You’ll play Marlowe and the deadly quartet of Sarge, Sweetwater, Haggard and yourself are back. The team is a verbose as ever and keeps things in a lighter vein at times. The action is frenetic though, and enemies come in droves of anywhere between three and twenty – you’ll need to put your most tactical foot forward. Advancing on an enemy position can be imposing, AI accuracy is eerily unerring and enemies have pretty much the same weaponry, meaning a couple of well-placed shots bring about your demise easily. You’ll have an arsenal to choose from – assault rifles, machine guns, shotguns, sniper rifles, rocket launches – the number of collectable weapons is mind-boggling. And it’s fun to choose from different weapons as their statistics differ. Different weapons also make varying levels of tactical sense depending on the mission. A shotgun would be useless when advancing across a river with enemies holed up the other side. On the other hand, it’s a godsend to clear a large structure from hostiles. Blood and gore levels are a little weak, why be biased I say? You can destroy walls but your M60 cannot shoot off arms and legs – killjoy, literally. Vehicular combat is quite a treat, you’ll bounce around in a Hummer, roll about in an M1 Abrams and fire hellcat missiles from a chopper. Vehicles are integrated into the gameplay well.
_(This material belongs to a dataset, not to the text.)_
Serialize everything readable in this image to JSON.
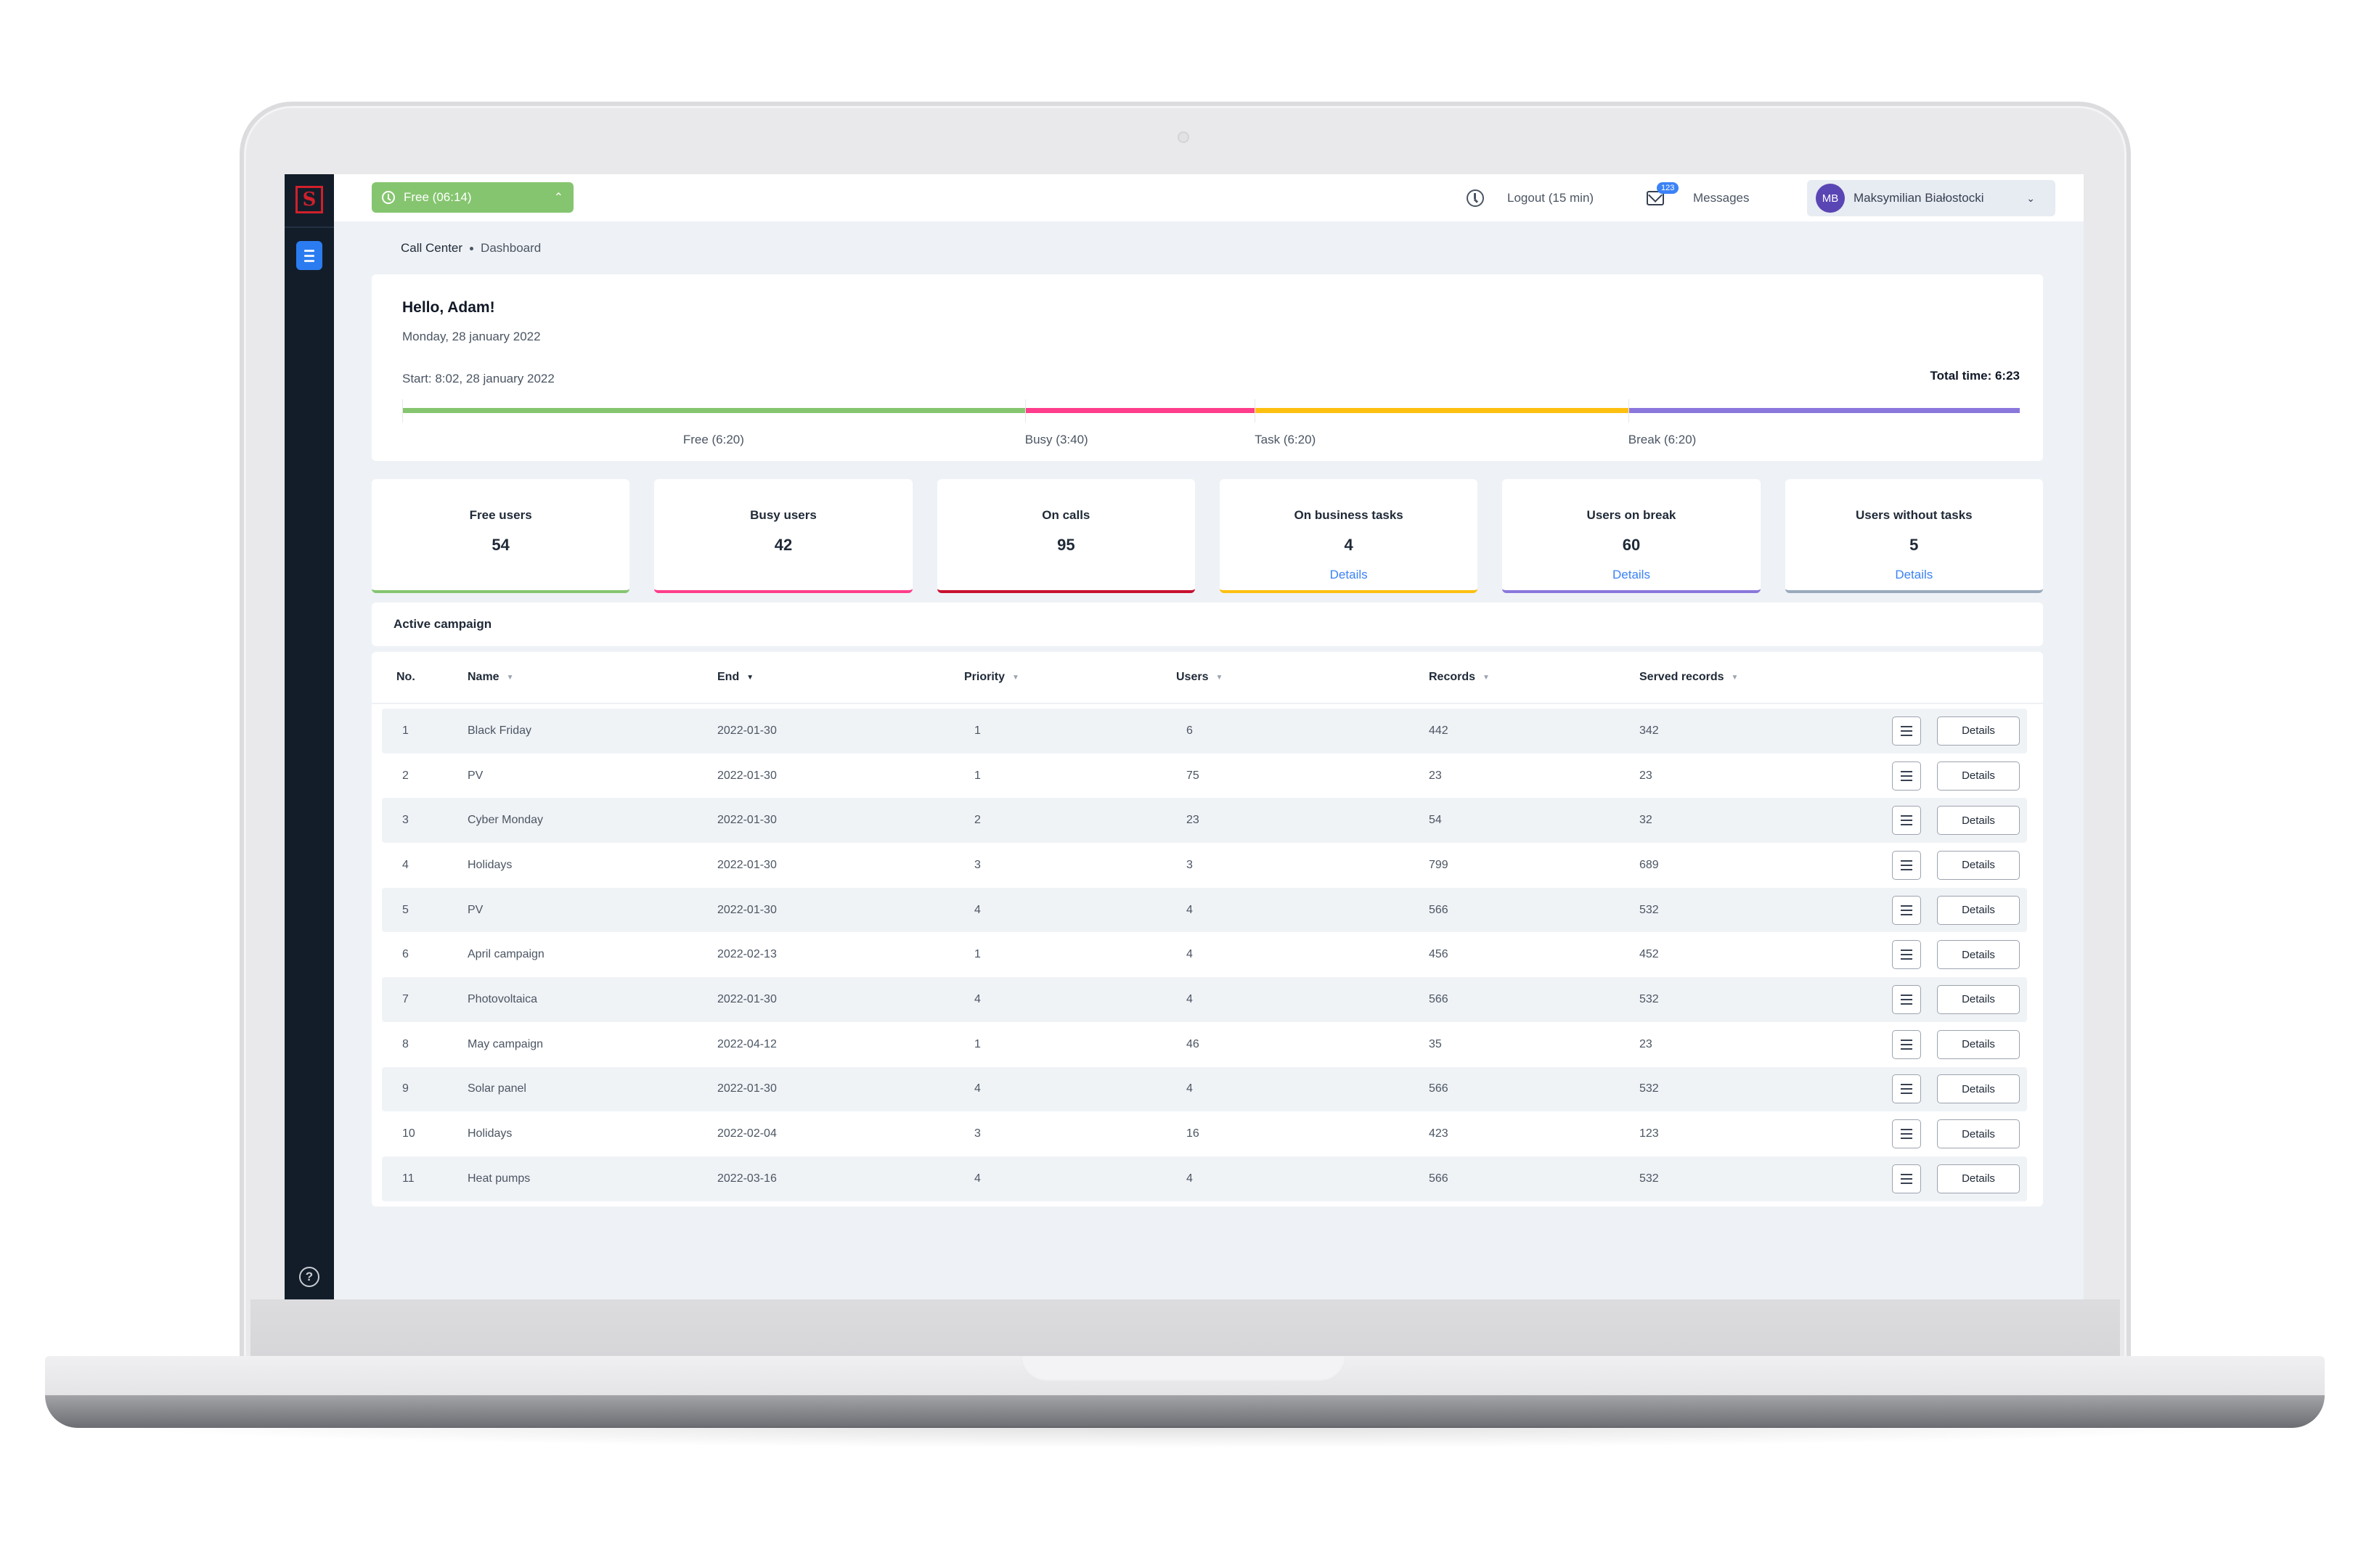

Overall the action can be described as realistic and fast paced, although one of the irritants is your team simply refuses to finish some opponents off – it’s annoying to find your team mate emptying six rounds into an opponent only to have him stagger and recover when one shot from you puts him down. Your squad is also pretty much indestructible; so you pretty much need to cover your own posterior.
|Up close and personal||Water effects are really well done, look at the ripples and the environment reflections|
Multiplayer comprises of up to 24 players in a variety of scenarios like Rush, Conquest and Squad Deathmatch. In Rush, you need to assault an enemy position and destroy two targets of opportunity, succeeding which two more targets are presented and a new section of the map opens up. Conquest involves holding control points while Squad Deathmatch sees up to four squads of four people against each other in a fight to the death. Earning points allows you to unlock additional gear, some of which is class specific. Classes are soldier, engineer, medics and snipers.
|Another example of the excellent water and displacement mapping||Winter!|
Bad Company 2 isn’t the system hog I expected it to be, but it requires a powerful machine to run it at high detail with goodies like AA enabled. It’ll run on a GeForce 9600GT too, but you’ll be missing out on a lot of the fun, as running it on minimal settings means a lot of eye-candy and essential elements (like destructible environs) will be minimised. If you have a GTX 260 or equivalent ATi card and a Core 2 Duo in the range of 2.6 GHz, you’re covered. If you have a Core i7 with a dual GPU setup or a very high-end card – you’ll be able to play the game in all it’s visual glory, and having tried this, I can tell you the investment is worth it.
Publisher: Platform: Price:
|PC, X-Box 360